Thursday, January 9, 2014
Charles J. Chic -- Rubber Death Mask
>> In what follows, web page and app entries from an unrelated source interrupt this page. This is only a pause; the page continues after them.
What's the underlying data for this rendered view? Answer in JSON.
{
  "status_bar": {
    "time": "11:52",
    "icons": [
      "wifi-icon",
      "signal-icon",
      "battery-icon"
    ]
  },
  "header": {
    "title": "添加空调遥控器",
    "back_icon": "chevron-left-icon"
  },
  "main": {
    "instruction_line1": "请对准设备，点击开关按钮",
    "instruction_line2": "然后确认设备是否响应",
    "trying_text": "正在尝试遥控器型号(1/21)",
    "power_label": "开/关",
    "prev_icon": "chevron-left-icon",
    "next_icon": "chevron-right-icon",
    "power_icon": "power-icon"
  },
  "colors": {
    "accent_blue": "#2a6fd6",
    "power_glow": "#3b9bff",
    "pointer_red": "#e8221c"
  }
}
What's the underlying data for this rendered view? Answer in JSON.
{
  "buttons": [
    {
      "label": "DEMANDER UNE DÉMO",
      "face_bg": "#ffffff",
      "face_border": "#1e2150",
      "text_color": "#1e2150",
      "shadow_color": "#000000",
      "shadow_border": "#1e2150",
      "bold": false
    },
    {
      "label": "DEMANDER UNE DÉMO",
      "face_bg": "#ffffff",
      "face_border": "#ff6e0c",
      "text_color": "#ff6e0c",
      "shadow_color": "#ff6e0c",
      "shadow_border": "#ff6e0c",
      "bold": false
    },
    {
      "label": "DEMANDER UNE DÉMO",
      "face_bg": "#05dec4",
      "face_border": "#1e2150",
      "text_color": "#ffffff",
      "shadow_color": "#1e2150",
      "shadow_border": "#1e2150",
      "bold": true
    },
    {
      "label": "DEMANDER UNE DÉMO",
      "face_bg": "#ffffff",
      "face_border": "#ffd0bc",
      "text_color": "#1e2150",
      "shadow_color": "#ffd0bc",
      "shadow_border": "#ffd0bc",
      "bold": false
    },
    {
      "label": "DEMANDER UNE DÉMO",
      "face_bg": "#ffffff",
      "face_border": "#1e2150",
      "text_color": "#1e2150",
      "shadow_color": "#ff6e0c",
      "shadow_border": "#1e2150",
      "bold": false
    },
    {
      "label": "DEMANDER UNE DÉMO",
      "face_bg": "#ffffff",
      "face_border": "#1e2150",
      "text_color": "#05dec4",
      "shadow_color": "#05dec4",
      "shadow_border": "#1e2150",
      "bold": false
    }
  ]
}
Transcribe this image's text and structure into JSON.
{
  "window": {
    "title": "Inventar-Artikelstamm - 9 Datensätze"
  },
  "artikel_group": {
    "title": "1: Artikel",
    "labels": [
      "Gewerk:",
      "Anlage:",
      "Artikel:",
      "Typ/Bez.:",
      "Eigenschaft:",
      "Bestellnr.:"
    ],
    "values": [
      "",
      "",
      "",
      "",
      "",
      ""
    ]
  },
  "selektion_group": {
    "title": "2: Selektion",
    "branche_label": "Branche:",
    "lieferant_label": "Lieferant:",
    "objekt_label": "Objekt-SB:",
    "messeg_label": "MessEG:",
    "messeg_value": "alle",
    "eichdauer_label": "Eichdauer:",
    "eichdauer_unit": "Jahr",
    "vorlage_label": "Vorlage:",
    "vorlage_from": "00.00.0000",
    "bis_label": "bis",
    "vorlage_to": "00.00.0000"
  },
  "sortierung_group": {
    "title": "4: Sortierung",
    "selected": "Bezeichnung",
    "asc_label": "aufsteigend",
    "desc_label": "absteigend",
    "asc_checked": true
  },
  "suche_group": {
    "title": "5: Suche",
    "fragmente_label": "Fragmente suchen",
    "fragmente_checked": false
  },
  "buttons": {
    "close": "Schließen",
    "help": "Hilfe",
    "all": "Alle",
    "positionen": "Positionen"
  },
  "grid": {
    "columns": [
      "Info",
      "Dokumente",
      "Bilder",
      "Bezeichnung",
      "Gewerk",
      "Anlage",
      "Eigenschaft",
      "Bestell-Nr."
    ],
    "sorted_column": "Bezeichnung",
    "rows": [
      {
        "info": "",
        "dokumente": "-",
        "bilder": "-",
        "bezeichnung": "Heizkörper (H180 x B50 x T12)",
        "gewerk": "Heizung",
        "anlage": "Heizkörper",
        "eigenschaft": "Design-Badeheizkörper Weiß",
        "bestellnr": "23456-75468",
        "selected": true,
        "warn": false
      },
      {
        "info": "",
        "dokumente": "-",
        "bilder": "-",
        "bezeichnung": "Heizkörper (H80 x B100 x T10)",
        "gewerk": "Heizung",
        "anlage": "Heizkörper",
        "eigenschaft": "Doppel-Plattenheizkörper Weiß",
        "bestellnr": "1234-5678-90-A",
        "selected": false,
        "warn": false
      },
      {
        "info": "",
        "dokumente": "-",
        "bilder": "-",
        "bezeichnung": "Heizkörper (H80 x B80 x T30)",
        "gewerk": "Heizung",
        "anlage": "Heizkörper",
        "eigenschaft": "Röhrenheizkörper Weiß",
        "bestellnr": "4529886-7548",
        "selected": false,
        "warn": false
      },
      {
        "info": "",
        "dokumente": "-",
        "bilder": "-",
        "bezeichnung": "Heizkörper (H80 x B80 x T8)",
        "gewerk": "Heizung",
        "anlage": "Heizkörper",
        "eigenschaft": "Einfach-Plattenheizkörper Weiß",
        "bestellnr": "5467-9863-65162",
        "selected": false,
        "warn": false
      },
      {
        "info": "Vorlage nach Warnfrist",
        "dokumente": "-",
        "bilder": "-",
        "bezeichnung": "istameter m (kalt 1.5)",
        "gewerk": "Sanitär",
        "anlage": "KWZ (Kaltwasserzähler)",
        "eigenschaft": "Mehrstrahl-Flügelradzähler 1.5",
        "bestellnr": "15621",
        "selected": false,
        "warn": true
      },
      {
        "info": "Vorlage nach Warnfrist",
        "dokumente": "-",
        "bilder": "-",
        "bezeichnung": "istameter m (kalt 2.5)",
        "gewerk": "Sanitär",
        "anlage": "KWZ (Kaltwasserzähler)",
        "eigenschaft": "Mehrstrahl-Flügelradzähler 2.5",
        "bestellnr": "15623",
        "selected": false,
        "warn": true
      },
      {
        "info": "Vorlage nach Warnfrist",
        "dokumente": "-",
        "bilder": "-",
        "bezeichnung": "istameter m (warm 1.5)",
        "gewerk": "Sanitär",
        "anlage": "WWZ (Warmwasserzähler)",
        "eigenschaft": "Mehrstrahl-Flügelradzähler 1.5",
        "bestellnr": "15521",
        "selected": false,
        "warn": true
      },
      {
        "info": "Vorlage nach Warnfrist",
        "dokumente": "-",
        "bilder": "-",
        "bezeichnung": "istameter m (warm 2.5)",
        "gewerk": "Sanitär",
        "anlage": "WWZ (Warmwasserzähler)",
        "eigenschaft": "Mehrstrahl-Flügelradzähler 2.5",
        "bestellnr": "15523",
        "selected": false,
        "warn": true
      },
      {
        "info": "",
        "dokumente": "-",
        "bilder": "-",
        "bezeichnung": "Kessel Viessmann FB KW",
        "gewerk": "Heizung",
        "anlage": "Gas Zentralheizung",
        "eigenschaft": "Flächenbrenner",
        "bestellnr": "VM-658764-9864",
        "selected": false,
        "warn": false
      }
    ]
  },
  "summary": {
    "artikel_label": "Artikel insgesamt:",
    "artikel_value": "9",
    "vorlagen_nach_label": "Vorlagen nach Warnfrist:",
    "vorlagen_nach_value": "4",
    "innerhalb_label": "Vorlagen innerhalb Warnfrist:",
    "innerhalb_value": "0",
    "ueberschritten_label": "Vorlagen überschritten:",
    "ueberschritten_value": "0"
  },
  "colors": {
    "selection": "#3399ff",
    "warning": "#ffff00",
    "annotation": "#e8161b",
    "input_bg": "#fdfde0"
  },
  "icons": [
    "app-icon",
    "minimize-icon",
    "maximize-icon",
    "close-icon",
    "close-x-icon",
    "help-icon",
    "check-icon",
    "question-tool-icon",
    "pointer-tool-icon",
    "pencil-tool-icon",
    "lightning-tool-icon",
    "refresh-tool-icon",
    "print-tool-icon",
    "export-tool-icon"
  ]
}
The Philadelphia-born Chic (real name Schick) came to Los Angeles in his youth, attended the University of Southern California, and began his motion picture career in 1918 as a prop boy at Universal. Serving his film apprenticeship as an assistant director under William Duncan and W. S. Van Dyke, he moved to Metro-Goldwyn-Mayer in 1927 and by 1938 had worked his way up the studio ladder to become a $1,000 a week production manager. Although active in his work, the 48 year old had recently worried over his poor health. On April 26, 1941, Chic's Japanese servant girl found a brief note addressed to her after arriving at her employer's Beverly Hills home at 151 1/2 Bedford Drive. It read: "I have killed myself. First call Helen Lawson [his secretary]. If you can't get her call Rachel Chic [his ex-wife]. I thought that the garage would be too noisy, so I'm near the lot in Beverlywood." Police found the production manager's body under his limousine at a dead-end road at South Beverly Drive and Oakmore Street in Beverly Hills. Chic has fashioned a death mask out of a rubber hot water bottle by slashing its bottom and stretching the opening tightly over his face. Next, he fitted the funnel end of the container over the car's exhaust pipe after starting the motor.